# Work request
From the entries below, copy every line holding the word "price".
Segment Start: Listed records
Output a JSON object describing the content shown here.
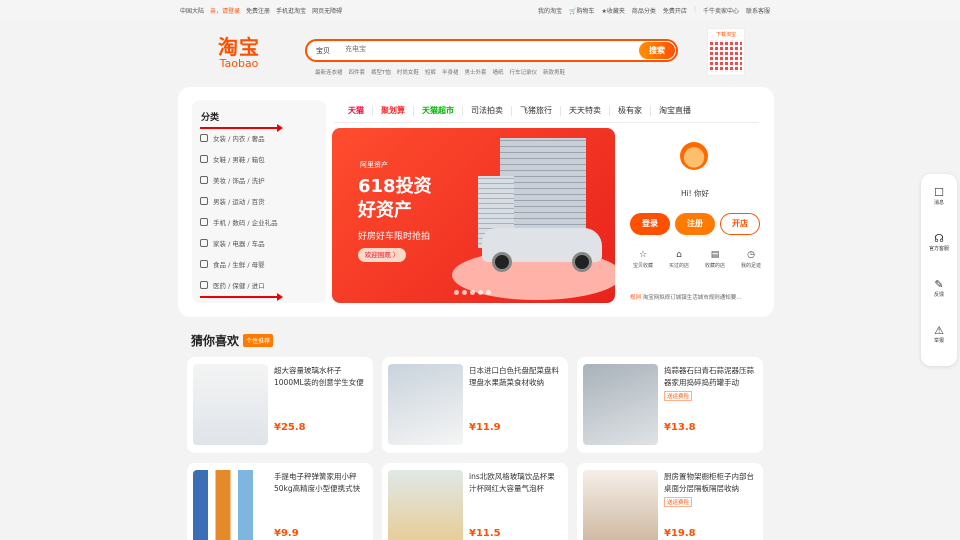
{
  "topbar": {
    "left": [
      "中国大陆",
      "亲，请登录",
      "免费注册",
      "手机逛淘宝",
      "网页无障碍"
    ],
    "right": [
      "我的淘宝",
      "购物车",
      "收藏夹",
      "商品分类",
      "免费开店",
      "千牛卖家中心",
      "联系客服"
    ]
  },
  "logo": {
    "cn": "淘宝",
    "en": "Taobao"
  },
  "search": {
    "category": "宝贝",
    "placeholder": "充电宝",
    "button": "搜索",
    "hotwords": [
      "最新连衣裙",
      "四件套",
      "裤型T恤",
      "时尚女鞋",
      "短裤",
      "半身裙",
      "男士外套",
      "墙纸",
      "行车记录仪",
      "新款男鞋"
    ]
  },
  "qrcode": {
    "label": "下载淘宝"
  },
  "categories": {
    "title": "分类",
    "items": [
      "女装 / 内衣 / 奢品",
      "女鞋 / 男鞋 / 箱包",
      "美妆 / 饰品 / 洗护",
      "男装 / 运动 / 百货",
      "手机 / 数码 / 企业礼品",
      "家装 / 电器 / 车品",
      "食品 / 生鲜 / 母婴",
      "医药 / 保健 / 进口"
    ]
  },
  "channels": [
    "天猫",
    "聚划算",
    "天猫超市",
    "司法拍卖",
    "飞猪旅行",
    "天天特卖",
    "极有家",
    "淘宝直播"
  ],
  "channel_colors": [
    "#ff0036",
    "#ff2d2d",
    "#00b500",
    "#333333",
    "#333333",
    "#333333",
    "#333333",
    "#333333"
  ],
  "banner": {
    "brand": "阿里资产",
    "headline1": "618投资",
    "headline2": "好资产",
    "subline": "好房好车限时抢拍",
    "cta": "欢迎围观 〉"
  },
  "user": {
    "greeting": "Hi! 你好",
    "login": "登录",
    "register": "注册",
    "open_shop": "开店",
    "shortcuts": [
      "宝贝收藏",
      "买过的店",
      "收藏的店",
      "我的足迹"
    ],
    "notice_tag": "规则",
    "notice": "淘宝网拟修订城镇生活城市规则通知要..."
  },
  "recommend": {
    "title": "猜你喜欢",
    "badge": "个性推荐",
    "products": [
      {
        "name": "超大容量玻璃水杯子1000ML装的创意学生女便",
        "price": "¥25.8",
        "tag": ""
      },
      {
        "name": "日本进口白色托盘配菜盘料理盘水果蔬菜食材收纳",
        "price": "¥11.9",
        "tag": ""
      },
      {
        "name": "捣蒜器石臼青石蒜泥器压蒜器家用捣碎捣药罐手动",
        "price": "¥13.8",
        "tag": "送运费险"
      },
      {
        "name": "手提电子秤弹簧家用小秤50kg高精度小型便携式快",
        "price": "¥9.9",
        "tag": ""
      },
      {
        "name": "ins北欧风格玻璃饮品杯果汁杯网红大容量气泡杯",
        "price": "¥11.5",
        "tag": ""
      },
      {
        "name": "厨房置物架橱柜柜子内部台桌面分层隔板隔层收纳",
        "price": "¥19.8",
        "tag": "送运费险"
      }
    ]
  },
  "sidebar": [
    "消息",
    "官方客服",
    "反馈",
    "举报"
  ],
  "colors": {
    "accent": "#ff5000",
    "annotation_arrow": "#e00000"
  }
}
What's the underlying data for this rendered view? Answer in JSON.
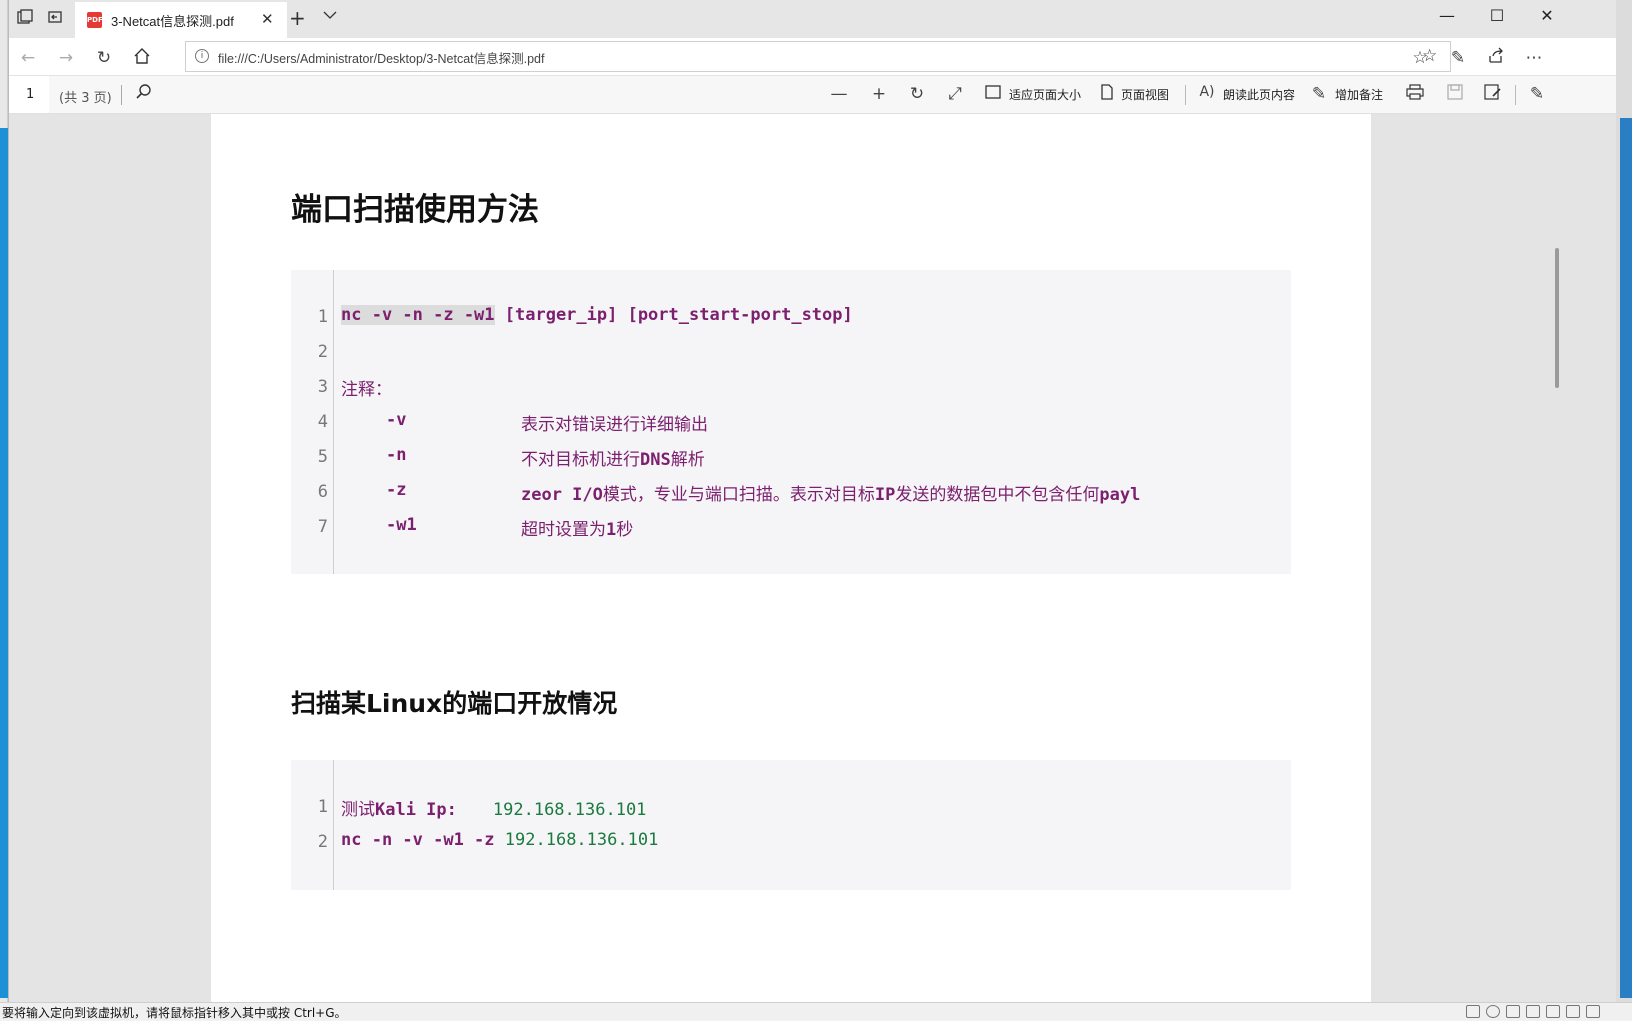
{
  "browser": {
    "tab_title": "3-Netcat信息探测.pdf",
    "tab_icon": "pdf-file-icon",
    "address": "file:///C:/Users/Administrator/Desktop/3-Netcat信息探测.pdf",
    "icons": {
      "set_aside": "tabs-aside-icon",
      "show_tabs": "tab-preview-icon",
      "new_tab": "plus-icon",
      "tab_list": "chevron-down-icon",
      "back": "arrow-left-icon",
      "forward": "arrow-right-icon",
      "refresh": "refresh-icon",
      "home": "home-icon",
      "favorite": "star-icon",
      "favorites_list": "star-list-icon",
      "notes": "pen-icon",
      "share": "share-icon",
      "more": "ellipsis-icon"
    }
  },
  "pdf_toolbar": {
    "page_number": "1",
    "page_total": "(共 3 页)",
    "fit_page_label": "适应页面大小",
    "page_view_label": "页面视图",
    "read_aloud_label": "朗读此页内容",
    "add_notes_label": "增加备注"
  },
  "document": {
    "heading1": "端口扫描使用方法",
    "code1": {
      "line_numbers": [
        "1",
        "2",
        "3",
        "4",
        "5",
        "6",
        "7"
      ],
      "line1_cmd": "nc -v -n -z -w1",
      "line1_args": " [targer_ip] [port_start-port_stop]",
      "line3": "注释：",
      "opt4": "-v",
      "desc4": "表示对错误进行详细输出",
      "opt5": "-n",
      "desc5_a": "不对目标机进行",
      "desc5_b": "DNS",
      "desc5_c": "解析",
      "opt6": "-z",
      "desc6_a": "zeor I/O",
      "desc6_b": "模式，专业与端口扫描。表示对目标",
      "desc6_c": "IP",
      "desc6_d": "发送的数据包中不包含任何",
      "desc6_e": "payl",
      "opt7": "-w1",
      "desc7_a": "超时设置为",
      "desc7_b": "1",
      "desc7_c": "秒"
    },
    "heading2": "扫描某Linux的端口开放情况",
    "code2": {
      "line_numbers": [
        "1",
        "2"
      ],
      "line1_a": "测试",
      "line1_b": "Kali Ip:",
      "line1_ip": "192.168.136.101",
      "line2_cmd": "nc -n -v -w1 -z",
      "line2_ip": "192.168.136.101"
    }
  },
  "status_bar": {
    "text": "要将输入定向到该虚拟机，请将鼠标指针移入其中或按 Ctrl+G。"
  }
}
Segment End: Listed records
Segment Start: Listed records
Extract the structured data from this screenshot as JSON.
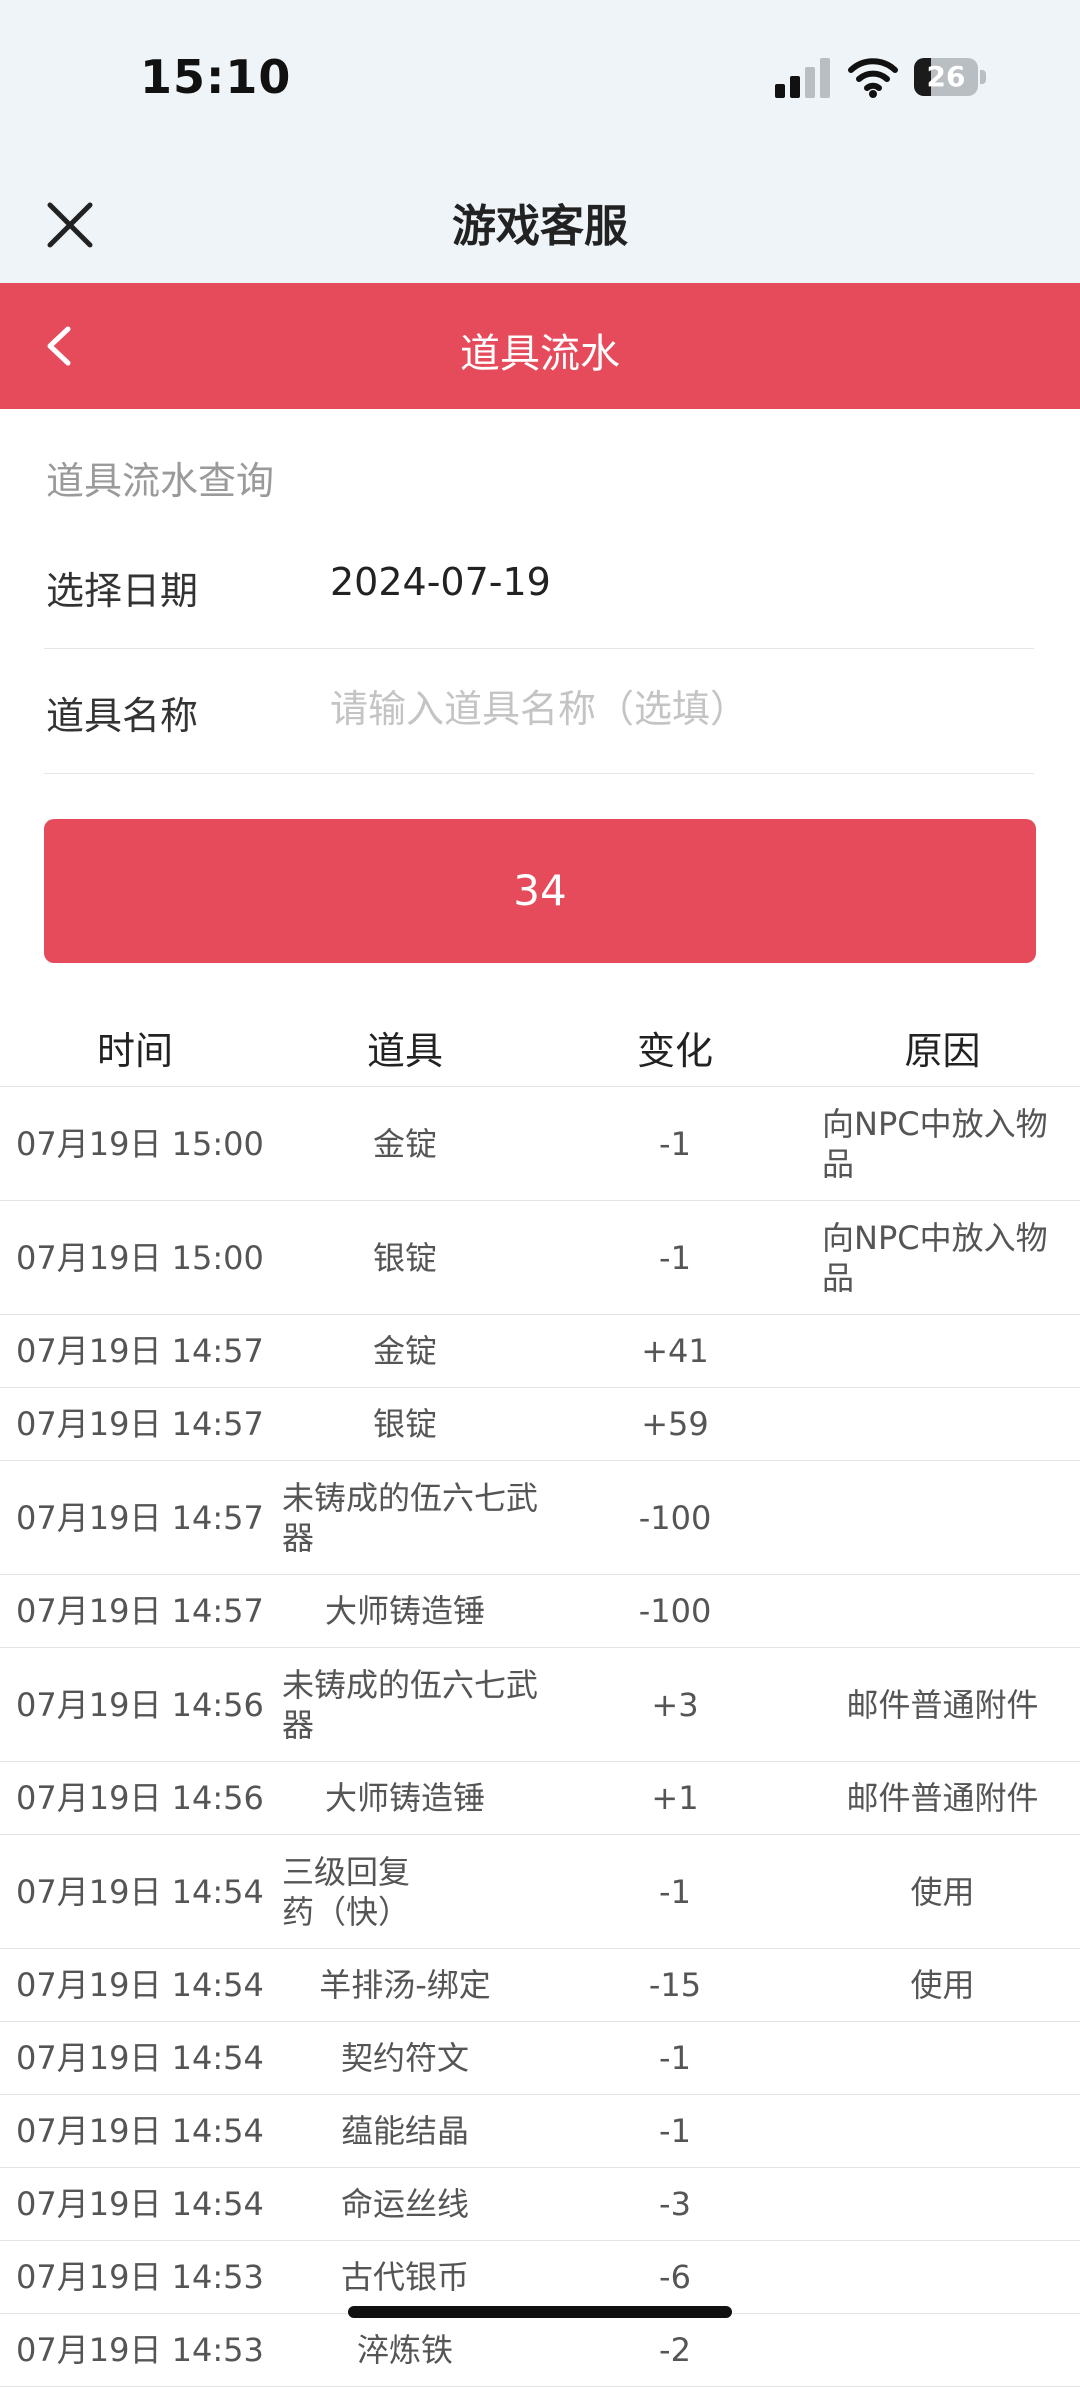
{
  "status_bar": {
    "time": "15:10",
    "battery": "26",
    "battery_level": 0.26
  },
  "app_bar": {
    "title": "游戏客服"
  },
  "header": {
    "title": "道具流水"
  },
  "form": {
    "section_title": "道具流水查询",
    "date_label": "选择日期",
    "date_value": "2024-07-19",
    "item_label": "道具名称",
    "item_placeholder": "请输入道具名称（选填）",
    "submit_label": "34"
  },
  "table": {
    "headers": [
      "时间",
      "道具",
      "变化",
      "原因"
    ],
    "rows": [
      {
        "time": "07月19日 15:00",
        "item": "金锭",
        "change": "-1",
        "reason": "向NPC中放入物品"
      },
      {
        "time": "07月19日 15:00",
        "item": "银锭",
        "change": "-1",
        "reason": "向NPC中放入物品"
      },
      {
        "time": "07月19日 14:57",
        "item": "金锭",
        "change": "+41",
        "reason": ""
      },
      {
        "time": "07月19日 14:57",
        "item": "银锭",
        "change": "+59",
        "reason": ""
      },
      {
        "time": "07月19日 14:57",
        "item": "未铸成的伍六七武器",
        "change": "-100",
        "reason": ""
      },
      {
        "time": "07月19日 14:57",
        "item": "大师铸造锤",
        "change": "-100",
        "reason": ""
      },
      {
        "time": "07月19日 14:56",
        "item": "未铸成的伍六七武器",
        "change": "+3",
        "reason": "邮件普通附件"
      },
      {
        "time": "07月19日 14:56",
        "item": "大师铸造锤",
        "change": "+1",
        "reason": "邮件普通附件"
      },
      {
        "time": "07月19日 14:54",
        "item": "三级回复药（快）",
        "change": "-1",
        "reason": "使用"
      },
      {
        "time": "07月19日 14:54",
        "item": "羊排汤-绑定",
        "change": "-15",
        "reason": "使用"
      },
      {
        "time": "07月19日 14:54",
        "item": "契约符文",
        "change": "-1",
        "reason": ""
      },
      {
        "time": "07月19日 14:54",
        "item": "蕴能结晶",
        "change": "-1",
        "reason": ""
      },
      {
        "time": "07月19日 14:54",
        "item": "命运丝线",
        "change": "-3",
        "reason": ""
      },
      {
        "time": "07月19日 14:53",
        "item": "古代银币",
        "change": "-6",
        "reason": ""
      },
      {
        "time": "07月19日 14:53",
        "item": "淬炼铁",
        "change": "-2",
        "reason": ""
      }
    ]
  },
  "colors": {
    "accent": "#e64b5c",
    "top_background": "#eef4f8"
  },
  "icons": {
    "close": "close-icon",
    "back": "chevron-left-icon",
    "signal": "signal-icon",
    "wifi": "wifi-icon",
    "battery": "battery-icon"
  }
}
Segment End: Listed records
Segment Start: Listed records
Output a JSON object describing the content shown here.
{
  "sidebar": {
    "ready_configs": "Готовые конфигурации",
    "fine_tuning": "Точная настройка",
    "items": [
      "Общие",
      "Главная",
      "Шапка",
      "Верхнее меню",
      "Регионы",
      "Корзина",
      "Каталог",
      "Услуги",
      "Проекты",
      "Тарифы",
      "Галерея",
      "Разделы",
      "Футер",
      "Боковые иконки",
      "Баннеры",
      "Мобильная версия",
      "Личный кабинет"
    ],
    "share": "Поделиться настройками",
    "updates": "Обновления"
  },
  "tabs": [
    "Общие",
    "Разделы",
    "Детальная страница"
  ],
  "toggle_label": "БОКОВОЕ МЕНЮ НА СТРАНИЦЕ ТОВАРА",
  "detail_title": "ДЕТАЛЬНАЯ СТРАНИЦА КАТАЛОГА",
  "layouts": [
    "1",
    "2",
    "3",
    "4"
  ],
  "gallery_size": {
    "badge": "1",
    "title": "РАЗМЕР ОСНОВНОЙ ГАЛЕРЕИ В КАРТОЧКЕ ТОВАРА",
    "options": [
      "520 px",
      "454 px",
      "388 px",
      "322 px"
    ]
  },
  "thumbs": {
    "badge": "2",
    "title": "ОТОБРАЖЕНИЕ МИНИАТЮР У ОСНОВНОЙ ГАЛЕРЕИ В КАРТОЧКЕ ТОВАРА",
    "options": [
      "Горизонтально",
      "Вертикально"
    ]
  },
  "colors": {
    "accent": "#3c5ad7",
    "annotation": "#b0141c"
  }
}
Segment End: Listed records
# Solution for this task
        "price": "¥25.8",
        "price": "¥11.9",
        "price": "¥13.8",
        "price": "¥9.9",
        "price": "¥11.5",
        "price": "¥19.8",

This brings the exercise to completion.